Source records:
━━━

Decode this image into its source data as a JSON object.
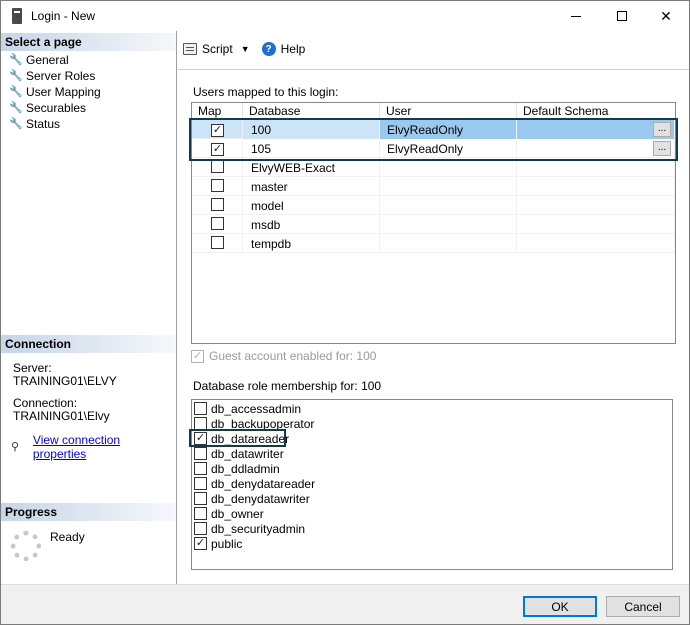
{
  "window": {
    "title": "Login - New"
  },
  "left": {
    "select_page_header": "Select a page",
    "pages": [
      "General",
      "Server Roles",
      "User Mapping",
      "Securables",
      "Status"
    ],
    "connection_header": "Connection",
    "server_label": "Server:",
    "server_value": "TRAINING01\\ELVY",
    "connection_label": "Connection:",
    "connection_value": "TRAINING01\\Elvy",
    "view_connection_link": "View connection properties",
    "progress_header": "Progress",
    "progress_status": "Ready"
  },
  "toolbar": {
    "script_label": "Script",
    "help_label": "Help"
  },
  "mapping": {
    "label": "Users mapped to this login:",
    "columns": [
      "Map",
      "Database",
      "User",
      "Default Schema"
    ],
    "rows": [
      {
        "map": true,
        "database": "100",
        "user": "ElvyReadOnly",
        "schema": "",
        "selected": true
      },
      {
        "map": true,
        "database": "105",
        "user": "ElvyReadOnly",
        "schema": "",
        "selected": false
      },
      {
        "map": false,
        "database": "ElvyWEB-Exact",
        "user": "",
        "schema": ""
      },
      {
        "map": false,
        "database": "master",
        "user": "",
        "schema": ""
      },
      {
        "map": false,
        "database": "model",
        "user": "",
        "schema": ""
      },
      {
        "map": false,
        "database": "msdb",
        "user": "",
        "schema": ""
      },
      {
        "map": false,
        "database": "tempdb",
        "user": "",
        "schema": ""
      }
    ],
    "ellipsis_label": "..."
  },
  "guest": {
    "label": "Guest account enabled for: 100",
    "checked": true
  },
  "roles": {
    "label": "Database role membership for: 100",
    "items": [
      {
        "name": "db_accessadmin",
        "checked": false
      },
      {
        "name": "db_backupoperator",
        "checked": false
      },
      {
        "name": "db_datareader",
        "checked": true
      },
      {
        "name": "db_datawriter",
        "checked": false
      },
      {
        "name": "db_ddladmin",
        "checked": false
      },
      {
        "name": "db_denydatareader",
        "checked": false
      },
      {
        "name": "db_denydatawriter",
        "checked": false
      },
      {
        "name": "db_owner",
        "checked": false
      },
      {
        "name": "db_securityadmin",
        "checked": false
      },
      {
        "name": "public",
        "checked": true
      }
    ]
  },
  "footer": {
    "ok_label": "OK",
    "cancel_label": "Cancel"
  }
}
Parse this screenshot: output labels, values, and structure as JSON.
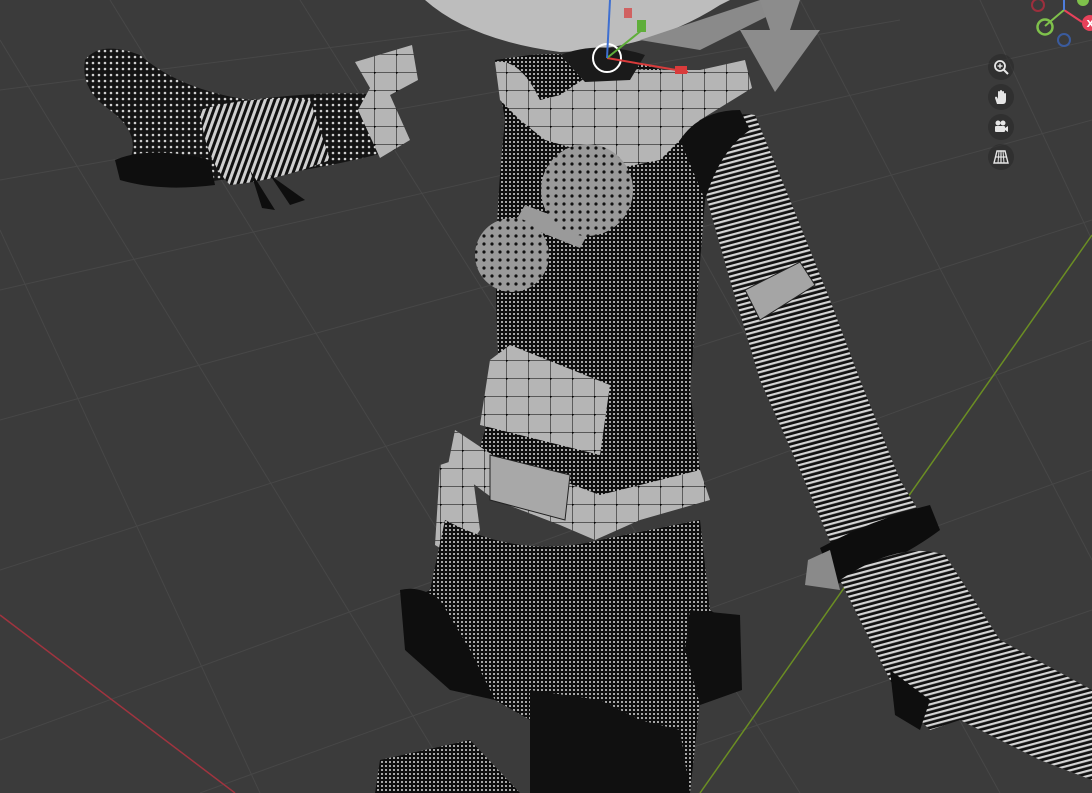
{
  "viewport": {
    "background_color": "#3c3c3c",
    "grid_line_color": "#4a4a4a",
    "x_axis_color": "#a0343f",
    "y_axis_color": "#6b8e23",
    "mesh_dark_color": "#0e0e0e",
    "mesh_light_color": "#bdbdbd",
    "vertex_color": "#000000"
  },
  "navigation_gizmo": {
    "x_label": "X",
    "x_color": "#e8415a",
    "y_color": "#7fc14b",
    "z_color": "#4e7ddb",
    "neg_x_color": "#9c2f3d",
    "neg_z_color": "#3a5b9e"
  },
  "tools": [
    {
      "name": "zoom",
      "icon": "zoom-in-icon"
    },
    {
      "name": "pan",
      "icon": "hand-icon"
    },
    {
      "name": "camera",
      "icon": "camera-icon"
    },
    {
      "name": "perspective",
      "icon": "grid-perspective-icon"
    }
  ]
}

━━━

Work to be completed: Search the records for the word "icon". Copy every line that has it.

Worked solution:
      "icon": "zoom-in-icon"
      "icon": "hand-icon"
      "icon": "camera-icon"
      "icon": "grid-perspective-icon"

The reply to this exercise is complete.